What the task asks:
Going through the data below, tally every line where the string "платежей" occurs, then give only the tally.

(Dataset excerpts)
======

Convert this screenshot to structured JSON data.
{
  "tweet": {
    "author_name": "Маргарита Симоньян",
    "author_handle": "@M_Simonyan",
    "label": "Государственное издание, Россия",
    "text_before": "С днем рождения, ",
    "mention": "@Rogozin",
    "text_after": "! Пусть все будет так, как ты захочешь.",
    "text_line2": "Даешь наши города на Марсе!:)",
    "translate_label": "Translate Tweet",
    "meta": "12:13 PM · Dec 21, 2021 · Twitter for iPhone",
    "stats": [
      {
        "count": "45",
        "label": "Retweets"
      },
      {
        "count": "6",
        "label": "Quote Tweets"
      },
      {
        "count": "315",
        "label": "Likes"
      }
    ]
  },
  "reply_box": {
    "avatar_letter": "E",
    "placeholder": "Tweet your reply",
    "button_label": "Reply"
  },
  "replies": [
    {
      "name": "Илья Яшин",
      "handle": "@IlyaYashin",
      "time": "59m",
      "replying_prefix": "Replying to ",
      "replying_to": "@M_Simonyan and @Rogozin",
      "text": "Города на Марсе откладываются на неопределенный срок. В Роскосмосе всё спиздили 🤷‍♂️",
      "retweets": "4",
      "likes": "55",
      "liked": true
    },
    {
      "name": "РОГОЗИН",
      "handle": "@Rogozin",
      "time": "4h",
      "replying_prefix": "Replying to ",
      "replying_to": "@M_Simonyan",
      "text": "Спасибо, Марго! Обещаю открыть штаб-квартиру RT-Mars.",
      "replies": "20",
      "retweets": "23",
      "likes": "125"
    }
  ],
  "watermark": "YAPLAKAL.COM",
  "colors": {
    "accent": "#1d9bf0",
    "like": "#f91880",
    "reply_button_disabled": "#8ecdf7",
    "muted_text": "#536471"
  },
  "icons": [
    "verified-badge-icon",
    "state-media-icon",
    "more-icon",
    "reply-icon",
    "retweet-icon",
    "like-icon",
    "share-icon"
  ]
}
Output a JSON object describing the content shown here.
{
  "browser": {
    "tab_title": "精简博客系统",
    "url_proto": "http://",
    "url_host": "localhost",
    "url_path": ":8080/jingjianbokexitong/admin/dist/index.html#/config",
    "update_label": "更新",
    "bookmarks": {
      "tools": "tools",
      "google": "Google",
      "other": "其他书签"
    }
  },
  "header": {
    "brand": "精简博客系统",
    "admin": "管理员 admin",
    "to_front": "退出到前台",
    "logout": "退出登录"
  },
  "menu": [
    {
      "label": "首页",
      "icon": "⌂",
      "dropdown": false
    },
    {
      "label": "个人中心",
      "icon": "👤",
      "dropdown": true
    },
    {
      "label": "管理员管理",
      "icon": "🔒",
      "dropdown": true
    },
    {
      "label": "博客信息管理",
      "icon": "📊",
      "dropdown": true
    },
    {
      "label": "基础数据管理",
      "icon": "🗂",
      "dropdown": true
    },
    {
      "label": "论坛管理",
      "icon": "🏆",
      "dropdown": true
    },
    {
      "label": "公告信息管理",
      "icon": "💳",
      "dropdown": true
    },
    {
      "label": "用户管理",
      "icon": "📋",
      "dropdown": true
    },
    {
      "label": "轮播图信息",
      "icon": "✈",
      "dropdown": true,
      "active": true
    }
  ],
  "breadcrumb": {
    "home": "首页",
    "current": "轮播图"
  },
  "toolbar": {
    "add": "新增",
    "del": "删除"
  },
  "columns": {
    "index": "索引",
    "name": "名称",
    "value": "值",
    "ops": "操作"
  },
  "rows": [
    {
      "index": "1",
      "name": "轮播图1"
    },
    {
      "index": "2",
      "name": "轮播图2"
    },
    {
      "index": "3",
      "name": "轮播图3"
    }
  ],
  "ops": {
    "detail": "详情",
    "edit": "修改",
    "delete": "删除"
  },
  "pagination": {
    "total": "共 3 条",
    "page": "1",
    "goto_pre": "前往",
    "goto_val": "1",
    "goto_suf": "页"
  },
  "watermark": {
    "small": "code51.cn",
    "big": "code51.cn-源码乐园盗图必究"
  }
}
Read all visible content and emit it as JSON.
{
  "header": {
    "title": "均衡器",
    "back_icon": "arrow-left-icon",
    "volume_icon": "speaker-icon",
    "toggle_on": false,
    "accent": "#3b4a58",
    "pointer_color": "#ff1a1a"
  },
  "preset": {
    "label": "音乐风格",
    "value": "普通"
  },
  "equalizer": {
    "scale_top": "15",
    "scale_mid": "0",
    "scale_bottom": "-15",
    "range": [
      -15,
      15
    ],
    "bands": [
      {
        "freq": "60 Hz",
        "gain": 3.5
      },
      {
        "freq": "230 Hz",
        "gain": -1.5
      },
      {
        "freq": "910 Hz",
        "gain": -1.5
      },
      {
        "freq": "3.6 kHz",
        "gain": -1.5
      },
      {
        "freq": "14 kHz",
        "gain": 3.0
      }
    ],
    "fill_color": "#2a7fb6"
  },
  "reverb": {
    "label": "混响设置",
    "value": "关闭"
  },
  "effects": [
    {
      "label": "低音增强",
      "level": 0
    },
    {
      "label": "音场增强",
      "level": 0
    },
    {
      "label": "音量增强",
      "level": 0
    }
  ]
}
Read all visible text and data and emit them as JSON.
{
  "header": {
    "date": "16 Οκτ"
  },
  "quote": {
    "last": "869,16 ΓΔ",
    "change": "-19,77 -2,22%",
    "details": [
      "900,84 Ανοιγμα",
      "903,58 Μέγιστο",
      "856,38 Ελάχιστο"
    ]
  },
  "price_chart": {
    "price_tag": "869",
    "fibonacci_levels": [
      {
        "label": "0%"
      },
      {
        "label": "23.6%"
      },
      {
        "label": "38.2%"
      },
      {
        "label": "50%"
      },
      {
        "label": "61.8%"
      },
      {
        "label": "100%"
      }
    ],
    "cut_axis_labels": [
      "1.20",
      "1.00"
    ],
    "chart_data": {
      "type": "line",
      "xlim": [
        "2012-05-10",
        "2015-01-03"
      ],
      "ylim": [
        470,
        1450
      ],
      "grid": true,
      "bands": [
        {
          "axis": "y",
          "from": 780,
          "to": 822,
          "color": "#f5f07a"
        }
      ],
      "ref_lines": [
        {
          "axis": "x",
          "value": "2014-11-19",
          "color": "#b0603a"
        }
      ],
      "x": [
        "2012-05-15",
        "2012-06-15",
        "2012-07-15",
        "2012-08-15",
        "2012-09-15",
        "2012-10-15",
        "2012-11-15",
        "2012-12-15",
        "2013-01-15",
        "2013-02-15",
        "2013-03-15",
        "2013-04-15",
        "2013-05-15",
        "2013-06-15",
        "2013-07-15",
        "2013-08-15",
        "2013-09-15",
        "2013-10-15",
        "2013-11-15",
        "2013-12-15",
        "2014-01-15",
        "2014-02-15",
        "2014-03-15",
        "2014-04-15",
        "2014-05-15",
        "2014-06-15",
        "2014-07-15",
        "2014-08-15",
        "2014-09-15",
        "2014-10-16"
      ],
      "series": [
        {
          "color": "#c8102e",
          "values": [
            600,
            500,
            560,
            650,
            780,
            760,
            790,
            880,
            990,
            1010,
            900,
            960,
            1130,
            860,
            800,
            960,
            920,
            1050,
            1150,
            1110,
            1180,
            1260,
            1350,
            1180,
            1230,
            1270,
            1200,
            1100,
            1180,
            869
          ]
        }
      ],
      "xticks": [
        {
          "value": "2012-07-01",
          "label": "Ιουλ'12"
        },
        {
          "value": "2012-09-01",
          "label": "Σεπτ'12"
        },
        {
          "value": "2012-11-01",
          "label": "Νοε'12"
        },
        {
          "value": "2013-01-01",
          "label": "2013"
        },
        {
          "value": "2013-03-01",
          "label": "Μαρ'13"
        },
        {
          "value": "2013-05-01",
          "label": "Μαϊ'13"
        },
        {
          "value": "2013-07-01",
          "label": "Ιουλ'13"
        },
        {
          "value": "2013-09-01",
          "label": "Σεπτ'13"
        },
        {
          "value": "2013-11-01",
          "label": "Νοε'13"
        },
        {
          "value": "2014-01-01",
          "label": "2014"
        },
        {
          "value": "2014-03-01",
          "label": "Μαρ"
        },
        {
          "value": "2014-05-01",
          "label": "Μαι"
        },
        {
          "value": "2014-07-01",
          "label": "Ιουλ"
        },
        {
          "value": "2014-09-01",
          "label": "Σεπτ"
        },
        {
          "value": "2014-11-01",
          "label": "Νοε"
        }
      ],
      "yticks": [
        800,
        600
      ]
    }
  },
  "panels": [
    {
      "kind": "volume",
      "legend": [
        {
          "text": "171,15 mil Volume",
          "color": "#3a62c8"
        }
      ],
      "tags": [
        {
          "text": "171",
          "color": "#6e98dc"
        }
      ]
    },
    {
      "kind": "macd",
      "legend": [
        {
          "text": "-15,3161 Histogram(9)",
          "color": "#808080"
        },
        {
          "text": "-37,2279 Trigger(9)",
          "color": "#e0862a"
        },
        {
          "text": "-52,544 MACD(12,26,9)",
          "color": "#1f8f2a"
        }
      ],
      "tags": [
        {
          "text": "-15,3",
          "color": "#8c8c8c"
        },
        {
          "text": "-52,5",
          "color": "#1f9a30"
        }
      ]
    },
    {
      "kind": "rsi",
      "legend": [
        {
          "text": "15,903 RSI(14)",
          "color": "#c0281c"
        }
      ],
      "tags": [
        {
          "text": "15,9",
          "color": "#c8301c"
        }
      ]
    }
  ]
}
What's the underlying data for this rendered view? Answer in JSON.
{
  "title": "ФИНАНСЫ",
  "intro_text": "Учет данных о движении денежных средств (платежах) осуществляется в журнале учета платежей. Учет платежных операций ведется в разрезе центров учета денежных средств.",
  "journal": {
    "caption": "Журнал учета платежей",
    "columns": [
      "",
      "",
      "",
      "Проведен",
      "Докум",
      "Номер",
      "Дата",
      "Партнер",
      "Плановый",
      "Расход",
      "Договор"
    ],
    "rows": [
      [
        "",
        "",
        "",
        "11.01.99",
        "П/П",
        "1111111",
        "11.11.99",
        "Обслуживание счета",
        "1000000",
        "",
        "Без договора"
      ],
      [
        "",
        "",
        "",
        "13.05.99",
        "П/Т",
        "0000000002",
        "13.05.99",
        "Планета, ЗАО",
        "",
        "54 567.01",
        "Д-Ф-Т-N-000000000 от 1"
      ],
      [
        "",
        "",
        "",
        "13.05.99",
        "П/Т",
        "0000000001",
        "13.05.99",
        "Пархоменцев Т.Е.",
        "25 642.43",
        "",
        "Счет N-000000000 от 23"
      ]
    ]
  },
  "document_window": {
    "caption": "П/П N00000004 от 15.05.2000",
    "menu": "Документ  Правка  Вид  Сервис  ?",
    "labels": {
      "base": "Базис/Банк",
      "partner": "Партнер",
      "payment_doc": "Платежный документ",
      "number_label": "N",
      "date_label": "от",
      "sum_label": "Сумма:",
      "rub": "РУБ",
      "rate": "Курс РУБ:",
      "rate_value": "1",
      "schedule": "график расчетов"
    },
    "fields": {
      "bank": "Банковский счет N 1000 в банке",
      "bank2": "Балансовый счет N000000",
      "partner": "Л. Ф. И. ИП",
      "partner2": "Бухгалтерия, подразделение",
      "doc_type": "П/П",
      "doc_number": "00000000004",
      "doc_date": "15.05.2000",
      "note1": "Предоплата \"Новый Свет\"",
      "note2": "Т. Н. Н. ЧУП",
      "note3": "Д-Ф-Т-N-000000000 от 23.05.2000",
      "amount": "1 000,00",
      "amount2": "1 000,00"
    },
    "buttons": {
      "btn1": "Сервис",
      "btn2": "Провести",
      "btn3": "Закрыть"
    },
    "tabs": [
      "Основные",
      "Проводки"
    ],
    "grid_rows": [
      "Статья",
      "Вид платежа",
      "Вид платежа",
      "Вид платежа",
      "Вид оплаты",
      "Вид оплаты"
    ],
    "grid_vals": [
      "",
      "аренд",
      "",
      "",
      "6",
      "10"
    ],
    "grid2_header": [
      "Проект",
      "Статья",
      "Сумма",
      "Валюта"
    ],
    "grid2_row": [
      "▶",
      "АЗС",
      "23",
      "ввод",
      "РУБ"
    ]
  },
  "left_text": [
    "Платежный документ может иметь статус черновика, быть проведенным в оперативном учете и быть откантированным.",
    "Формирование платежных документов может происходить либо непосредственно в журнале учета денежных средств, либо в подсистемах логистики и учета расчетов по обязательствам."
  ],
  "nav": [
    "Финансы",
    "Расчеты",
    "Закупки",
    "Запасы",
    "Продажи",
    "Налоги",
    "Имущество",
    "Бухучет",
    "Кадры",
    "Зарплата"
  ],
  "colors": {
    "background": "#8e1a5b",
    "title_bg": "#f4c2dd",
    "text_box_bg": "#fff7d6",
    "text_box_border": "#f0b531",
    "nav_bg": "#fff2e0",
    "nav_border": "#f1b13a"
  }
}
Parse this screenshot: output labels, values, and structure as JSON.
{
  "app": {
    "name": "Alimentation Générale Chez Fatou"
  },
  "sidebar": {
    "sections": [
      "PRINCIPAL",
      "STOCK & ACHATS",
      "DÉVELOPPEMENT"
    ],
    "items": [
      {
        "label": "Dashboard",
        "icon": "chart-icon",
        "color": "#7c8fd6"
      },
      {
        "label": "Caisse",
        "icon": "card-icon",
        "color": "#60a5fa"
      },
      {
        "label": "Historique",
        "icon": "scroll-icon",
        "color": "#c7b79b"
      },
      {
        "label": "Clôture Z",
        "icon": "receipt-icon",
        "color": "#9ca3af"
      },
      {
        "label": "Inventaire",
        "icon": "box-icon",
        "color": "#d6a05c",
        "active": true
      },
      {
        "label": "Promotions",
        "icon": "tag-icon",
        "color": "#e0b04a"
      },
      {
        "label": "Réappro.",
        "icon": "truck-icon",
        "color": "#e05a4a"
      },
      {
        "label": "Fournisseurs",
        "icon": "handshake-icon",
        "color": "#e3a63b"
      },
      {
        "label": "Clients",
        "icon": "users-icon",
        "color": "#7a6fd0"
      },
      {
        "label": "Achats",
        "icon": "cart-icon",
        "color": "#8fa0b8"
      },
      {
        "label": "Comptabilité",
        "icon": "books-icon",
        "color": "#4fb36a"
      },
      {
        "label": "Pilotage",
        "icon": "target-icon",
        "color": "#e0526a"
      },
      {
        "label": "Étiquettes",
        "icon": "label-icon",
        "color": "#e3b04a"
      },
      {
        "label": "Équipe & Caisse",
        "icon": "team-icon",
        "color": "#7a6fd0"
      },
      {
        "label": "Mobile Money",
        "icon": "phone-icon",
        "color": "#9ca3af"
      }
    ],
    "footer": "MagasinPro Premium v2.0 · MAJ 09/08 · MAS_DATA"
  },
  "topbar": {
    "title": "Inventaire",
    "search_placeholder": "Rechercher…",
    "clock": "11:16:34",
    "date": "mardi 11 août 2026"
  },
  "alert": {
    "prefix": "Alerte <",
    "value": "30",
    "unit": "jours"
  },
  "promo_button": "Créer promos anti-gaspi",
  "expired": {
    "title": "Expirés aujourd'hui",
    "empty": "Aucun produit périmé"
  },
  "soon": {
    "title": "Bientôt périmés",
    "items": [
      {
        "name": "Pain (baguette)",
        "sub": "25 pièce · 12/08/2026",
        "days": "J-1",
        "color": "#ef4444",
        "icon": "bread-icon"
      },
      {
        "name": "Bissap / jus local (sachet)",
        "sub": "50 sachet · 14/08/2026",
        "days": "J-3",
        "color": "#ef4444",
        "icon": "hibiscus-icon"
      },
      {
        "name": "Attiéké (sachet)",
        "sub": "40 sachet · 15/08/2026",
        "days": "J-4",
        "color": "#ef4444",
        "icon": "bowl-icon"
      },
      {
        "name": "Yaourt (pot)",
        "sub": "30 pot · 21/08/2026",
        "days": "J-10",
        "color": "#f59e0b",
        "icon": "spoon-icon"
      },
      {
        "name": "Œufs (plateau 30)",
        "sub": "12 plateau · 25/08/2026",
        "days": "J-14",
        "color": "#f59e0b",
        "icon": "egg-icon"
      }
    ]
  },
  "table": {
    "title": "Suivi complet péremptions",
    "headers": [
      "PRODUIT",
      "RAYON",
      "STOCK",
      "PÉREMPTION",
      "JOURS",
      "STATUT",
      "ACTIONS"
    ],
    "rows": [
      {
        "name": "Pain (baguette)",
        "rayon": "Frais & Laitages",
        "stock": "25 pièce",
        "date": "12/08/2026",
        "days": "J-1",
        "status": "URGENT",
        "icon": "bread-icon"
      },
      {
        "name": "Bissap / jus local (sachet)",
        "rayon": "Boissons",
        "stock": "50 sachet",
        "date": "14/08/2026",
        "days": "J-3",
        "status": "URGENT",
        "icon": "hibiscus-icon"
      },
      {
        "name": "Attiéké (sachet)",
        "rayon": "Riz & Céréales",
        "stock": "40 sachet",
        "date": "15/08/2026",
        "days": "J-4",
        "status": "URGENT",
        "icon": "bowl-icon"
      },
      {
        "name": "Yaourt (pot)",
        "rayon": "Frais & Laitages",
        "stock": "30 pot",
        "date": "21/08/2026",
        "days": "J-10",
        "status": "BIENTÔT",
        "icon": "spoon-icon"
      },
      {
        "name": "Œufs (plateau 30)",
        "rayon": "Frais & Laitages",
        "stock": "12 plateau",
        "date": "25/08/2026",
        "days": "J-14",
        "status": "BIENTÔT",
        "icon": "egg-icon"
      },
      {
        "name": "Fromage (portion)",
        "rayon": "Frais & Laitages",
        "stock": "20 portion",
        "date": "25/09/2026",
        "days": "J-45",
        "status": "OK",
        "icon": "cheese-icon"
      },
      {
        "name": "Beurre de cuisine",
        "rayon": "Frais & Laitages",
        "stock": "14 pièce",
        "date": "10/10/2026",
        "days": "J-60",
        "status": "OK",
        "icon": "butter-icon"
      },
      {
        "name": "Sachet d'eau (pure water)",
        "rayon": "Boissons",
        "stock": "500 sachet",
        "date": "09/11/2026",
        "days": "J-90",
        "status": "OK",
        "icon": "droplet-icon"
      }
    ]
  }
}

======

Answer to this task:
2